### About this exercise
Type out every line below exactly as it reads.

.....

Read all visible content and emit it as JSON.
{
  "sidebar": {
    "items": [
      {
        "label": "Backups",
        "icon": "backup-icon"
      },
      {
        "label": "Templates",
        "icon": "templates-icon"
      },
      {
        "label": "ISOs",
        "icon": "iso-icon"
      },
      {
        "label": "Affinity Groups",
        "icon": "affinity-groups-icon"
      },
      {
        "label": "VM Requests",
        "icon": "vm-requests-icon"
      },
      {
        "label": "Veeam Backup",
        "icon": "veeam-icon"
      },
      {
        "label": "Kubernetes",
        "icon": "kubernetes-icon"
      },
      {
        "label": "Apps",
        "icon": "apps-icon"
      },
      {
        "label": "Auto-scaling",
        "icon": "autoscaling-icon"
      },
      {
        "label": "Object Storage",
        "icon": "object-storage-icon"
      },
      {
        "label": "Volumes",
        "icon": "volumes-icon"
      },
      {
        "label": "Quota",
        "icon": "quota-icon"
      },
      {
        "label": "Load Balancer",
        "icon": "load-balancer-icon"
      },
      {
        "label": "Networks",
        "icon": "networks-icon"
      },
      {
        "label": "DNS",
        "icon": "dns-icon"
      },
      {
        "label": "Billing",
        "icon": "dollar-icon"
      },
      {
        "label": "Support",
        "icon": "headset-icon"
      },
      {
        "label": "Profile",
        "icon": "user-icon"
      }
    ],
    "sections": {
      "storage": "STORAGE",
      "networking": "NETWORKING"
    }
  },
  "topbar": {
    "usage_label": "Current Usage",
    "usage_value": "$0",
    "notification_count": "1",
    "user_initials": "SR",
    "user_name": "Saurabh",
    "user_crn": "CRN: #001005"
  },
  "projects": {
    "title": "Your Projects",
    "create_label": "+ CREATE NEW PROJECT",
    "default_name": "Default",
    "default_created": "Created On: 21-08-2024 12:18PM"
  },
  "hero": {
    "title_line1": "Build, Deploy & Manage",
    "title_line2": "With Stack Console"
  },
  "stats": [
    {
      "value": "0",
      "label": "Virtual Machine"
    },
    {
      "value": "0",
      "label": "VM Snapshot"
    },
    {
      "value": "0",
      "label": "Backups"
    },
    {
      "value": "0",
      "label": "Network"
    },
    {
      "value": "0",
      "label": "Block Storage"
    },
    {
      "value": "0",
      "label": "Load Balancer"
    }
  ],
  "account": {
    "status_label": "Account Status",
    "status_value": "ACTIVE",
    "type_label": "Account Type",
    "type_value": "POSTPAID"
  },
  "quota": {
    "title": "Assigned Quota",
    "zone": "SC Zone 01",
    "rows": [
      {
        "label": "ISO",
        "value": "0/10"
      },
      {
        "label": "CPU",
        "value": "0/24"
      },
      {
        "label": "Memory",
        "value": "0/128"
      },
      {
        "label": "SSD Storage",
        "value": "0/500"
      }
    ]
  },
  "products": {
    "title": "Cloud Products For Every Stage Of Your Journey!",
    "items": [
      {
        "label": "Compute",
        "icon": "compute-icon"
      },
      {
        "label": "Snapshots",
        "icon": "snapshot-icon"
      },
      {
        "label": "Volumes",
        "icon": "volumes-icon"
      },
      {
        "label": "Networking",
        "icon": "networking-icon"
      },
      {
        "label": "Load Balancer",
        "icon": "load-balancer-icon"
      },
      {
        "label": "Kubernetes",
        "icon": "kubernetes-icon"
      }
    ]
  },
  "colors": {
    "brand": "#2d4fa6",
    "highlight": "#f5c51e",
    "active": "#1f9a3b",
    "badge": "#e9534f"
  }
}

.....

### Answer space
Read all visible content and emit it as JSON.
{
  "sidebar": {
    "items": [
      {
        "label": "Backups",
        "icon": "backup-icon"
      },
      {
        "label": "Templates",
        "icon": "templates-icon"
      },
      {
        "label": "ISOs",
        "icon": "iso-icon"
      },
      {
        "label": "Affinity Groups",
        "icon": "affinity-groups-icon"
      },
      {
        "label": "VM Requests",
        "icon": "vm-requests-icon"
      },
      {
        "label": "Veeam Backup",
        "icon": "veeam-icon"
      },
      {
        "label": "Kubernetes",
        "icon": "kubernetes-icon"
      },
      {
        "label": "Apps",
        "icon": "apps-icon"
      },
      {
        "label": "Auto-scaling",
        "icon": "autoscaling-icon"
      },
      {
        "label": "Object Storage",
        "icon": "object-storage-icon"
      },
      {
        "label": "Volumes",
        "icon": "volumes-icon"
      },
      {
        "label": "Quota",
        "icon": "quota-icon"
      },
      {
        "label": "Load Balancer",
        "icon": "load-balancer-icon"
      },
      {
        "label": "Networks",
        "icon": "networks-icon"
      },
      {
        "label": "DNS",
        "icon": "dns-icon"
      },
      {
        "label": "Billing",
        "icon": "dollar-icon"
      },
      {
        "label": "Support",
        "icon": "headset-icon"
      },
      {
        "label": "Profile",
        "icon": "user-icon"
      }
    ],
    "sections": {
      "storage": "STORAGE",
      "networking": "NETWORKING"
    }
  },
  "topbar": {
    "usage_label": "Current Usage",
    "usage_value": "$0",
    "notification_count": "1",
    "user_initials": "SR",
    "user_name": "Saurabh",
    "user_crn": "CRN: #001005"
  },
  "projects": {
    "title": "Your Projects",
    "create_label": "+ CREATE NEW PROJECT",
    "default_name": "Default",
    "default_created": "Created On: 21-08-2024 12:18PM"
  },
  "hero": {
    "title_line1": "Build, Deploy & Manage",
    "title_line2": "With Stack Console"
  },
  "stats": [
    {
      "value": "0",
      "label": "Virtual Machine"
    },
    {
      "value": "0",
      "label": "VM Snapshot"
    },
    {
      "value": "0",
      "label": "Backups"
    },
    {
      "value": "0",
      "label": "Network"
    },
    {
      "value": "0",
      "label": "Block Storage"
    },
    {
      "value": "0",
      "label": "Load Balancer"
    }
  ],
  "account": {
    "status_label": "Account Status",
    "status_value": "ACTIVE",
    "type_label": "Account Type",
    "type_value": "POSTPAID"
  },
  "quota": {
    "title": "Assigned Quota",
    "zone": "SC Zone 01",
    "rows": [
      {
        "label": "ISO",
        "value": "0/10"
      },
      {
        "label": "CPU",
        "value": "0/24"
      },
      {
        "label": "Memory",
        "value": "0/128"
      },
      {
        "label": "SSD Storage",
        "value": "0/500"
      }
    ]
  },
  "products": {
    "title": "Cloud Products For Every Stage Of Your Journey!",
    "items": [
      {
        "label": "Compute",
        "icon": "compute-icon"
      },
      {
        "label": "Snapshots",
        "icon": "snapshot-icon"
      },
      {
        "label": "Volumes",
        "icon": "volumes-icon"
      },
      {
        "label": "Networking",
        "icon": "networking-icon"
      },
      {
        "label": "Load Balancer",
        "icon": "load-balancer-icon"
      },
      {
        "label": "Kubernetes",
        "icon": "kubernetes-icon"
      }
    ]
  },
  "colors": {
    "brand": "#2d4fa6",
    "highlight": "#f5c51e",
    "active": "#1f9a3b",
    "badge": "#e9534f"
  }
}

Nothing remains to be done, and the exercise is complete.